* _Task description_
Filter the entries that follow, copying every line in which the word "index" appears.

(Data about app and page elements)

◇ ◇ ◇ ◇

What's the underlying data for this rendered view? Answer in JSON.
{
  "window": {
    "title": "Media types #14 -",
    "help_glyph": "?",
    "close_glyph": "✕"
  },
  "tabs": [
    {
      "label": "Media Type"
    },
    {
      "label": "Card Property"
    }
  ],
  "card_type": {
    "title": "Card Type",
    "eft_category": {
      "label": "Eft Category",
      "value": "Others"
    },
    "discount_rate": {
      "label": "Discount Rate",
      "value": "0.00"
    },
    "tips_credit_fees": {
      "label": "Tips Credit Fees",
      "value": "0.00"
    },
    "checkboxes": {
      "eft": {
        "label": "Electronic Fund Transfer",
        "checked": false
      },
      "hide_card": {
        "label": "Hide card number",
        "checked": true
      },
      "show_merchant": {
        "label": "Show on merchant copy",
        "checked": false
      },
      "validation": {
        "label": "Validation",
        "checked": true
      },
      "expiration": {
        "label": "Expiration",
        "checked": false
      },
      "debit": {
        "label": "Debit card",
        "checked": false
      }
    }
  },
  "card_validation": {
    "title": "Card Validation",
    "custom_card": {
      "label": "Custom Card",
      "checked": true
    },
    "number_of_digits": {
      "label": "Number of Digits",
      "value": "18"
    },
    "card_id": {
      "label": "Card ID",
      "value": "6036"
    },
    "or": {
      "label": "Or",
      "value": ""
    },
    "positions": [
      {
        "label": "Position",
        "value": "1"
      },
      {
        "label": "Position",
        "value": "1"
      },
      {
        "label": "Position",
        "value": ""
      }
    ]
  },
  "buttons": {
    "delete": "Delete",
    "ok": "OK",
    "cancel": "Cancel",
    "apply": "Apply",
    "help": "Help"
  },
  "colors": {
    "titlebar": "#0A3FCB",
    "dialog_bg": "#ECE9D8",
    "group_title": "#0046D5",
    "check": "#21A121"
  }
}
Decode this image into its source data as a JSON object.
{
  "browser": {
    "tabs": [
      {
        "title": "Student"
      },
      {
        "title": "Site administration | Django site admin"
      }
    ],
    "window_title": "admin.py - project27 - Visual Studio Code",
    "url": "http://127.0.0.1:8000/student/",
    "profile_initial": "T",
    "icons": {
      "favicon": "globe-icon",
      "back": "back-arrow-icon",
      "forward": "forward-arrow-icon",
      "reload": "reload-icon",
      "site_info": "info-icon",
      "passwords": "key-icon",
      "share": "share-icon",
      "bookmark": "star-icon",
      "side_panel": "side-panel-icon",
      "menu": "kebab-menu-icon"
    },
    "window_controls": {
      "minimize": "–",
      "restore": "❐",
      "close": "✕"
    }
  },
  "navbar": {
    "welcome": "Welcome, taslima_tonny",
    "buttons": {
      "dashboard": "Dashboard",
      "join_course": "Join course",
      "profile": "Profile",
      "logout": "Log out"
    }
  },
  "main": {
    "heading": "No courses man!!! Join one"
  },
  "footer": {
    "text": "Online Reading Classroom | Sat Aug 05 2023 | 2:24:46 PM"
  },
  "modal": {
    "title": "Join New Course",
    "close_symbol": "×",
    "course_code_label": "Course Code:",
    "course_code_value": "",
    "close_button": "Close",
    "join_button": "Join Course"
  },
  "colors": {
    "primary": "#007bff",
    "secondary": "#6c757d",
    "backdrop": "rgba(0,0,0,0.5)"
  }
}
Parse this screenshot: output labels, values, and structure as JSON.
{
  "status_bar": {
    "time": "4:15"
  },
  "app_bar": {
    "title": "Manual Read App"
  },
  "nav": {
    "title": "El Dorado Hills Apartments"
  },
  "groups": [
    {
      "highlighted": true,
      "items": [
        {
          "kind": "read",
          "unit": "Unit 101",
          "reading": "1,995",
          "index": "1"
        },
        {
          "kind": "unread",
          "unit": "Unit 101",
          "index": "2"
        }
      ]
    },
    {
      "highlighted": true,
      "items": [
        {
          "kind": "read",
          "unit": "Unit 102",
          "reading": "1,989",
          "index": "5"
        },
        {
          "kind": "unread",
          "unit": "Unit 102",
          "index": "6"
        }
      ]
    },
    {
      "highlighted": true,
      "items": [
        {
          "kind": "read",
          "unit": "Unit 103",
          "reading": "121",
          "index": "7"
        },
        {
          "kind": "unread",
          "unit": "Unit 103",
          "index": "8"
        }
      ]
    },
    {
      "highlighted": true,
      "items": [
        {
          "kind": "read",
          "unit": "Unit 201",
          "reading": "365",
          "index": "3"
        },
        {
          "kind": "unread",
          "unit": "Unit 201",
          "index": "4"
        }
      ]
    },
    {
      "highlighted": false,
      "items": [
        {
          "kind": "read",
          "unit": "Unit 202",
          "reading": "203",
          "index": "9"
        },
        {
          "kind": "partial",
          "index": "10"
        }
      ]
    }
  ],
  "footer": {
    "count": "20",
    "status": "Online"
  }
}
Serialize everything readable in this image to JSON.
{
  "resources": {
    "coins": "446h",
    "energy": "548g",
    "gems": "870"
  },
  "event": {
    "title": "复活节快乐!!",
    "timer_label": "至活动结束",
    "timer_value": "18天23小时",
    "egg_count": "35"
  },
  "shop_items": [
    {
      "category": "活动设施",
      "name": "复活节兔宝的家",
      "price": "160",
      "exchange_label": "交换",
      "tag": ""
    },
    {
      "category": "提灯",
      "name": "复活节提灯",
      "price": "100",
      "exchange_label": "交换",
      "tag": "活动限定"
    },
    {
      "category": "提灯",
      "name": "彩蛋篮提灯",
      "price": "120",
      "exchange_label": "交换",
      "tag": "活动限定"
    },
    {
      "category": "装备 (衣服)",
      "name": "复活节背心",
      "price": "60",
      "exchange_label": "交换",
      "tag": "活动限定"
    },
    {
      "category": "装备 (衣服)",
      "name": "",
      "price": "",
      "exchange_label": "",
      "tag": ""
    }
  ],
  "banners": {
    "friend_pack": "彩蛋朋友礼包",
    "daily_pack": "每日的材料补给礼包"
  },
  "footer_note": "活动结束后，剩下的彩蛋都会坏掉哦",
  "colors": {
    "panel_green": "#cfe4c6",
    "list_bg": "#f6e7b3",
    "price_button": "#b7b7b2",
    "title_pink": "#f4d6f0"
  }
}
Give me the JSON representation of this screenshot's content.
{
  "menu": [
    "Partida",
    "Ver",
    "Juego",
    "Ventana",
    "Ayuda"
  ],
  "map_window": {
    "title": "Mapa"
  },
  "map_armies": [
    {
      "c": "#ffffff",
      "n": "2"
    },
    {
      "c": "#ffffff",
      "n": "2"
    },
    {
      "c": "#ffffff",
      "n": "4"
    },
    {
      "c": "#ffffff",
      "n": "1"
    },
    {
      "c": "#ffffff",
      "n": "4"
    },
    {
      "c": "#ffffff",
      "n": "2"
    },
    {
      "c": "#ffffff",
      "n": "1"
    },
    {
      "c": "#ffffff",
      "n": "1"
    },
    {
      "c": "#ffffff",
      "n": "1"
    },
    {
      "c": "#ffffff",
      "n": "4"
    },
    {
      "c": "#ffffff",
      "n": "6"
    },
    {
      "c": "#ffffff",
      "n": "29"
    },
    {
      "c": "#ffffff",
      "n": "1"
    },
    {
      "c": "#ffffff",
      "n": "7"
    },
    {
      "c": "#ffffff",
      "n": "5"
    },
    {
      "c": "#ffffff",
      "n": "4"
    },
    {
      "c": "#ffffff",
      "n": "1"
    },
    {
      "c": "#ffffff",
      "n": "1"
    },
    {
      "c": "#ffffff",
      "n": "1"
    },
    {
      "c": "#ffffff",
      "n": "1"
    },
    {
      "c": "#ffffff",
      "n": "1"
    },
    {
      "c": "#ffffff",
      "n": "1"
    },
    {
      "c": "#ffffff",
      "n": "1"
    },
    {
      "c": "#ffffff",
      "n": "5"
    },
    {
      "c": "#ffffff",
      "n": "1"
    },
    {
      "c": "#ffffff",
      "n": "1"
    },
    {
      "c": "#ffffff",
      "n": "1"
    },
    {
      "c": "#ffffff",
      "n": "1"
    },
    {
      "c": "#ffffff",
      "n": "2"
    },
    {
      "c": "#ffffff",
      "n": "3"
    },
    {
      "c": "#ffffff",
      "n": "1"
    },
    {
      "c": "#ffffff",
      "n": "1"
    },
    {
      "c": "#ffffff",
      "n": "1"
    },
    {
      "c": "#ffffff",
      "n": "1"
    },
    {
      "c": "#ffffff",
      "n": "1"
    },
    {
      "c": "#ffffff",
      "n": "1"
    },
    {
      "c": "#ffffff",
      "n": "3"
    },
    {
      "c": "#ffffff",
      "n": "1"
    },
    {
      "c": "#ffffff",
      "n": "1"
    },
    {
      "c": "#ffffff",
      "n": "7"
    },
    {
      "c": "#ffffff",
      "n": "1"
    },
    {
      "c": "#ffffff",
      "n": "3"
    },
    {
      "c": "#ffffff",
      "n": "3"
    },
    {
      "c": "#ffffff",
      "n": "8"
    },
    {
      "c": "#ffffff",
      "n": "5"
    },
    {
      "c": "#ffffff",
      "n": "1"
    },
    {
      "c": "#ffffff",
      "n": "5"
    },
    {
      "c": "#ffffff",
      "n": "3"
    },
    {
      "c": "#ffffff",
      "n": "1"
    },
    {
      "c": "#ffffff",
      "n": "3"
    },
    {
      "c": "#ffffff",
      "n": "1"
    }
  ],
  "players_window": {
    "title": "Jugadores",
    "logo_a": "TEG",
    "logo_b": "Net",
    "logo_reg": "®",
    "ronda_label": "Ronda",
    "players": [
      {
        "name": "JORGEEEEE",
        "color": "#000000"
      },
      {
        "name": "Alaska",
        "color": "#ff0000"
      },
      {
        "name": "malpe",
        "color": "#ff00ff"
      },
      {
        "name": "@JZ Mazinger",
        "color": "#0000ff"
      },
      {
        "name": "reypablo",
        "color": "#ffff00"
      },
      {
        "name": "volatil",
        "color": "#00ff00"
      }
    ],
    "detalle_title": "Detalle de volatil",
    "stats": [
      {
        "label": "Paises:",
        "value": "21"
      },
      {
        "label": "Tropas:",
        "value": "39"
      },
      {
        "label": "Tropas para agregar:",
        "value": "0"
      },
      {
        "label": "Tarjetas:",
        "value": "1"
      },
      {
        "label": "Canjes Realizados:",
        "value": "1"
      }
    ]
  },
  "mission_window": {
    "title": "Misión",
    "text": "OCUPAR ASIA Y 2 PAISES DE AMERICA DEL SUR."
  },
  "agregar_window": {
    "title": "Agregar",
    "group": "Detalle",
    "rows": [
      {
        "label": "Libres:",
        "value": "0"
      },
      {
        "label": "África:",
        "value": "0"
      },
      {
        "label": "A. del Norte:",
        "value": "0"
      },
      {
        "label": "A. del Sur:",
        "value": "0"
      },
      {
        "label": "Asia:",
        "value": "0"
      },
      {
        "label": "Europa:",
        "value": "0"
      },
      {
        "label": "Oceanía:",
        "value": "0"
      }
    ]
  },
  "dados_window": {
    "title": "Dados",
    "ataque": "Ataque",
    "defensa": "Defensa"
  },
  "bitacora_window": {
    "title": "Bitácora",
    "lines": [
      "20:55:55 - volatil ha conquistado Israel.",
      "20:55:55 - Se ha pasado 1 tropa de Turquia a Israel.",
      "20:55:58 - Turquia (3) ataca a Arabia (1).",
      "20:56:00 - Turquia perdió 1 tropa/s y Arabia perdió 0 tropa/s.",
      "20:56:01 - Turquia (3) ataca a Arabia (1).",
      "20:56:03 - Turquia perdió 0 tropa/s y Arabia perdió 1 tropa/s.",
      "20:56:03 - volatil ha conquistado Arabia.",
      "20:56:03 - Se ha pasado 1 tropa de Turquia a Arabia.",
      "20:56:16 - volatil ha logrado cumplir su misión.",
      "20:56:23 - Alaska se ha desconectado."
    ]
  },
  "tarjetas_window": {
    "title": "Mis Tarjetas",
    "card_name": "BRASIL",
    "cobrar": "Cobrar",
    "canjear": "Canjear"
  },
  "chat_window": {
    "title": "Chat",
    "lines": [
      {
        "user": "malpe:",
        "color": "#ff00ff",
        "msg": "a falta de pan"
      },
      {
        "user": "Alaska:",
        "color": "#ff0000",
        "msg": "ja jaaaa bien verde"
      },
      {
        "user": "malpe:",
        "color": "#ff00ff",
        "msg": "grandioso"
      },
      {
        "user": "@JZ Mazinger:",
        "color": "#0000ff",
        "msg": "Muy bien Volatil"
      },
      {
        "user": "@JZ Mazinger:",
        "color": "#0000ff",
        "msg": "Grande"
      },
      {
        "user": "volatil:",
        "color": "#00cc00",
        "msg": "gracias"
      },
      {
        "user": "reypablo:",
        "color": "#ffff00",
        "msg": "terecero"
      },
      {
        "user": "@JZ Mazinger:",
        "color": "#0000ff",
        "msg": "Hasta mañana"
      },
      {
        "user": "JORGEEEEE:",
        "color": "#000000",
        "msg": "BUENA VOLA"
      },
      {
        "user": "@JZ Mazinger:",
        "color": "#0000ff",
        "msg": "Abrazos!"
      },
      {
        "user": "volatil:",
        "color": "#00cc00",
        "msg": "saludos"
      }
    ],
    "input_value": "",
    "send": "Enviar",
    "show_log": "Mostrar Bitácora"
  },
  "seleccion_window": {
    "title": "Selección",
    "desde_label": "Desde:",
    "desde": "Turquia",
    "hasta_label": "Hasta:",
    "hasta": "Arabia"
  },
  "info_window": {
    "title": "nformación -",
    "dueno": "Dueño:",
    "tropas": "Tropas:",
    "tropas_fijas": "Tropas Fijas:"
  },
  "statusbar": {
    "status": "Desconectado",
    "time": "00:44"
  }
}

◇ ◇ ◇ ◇

* _Response_
          "index": "1"
          "index": "2"
          "index": "5"
          "index": "6"
          "index": "7"
          "index": "8"
          "index": "3"
          "index": "4"
          "index": "9"
          "index": "10"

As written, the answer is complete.